## Your task
Check every line of the records below for the string "title" and copy the ones that have it.

Entries from a dataset of interfaces:
BEGIN
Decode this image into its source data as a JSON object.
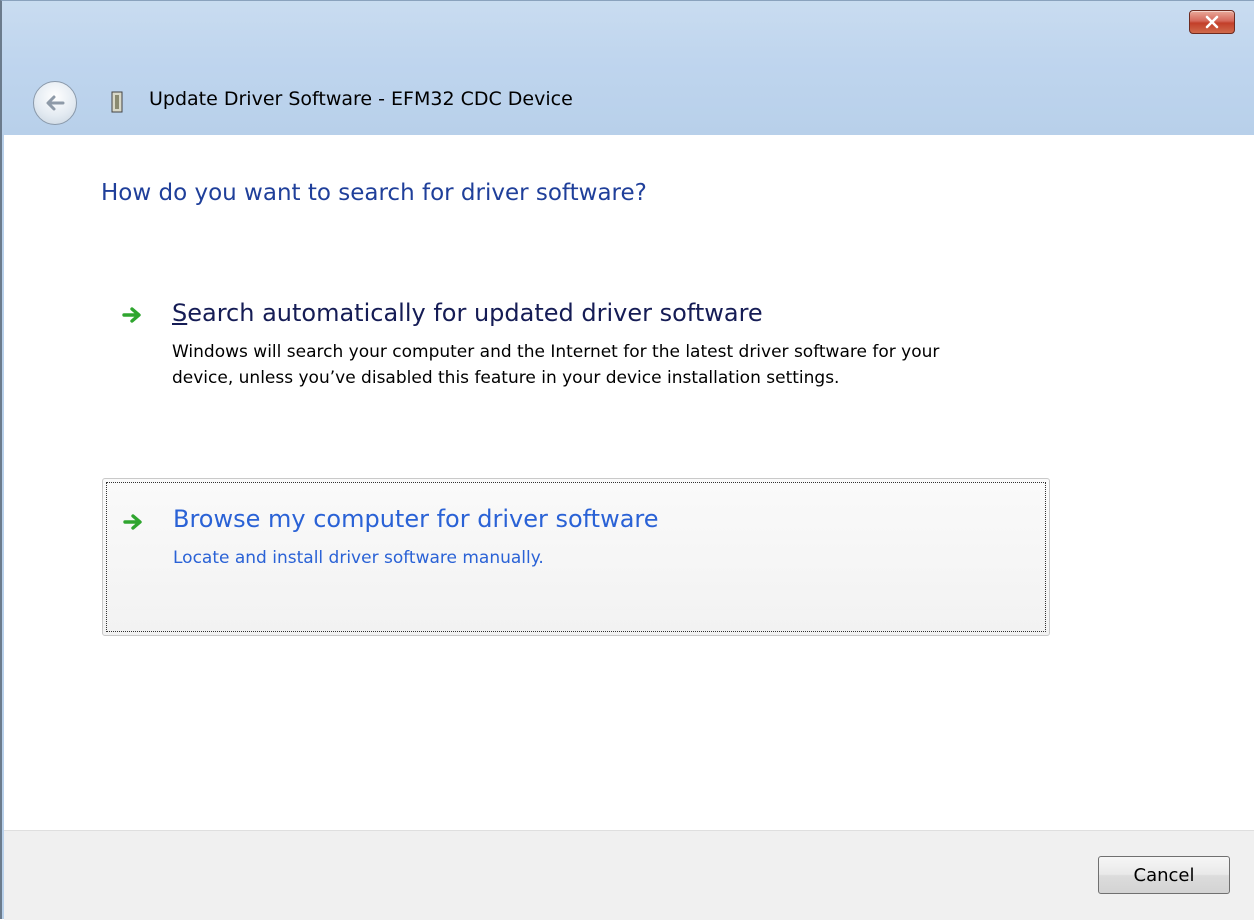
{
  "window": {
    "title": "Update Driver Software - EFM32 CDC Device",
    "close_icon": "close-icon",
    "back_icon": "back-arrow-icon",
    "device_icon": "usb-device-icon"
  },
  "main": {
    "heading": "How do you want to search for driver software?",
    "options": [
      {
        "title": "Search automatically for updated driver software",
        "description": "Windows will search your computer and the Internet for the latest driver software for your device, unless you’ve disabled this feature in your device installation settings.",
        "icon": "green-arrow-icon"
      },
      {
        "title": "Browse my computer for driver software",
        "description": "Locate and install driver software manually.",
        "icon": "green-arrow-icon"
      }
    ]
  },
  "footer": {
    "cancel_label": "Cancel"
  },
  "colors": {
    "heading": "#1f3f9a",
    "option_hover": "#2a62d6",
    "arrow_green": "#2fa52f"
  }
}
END
## Completed task
    "title": "Update Driver Software - EFM32 CDC Device",
        "title": "Search automatically for updated driver software",
        "title": "Browse my computer for driver software",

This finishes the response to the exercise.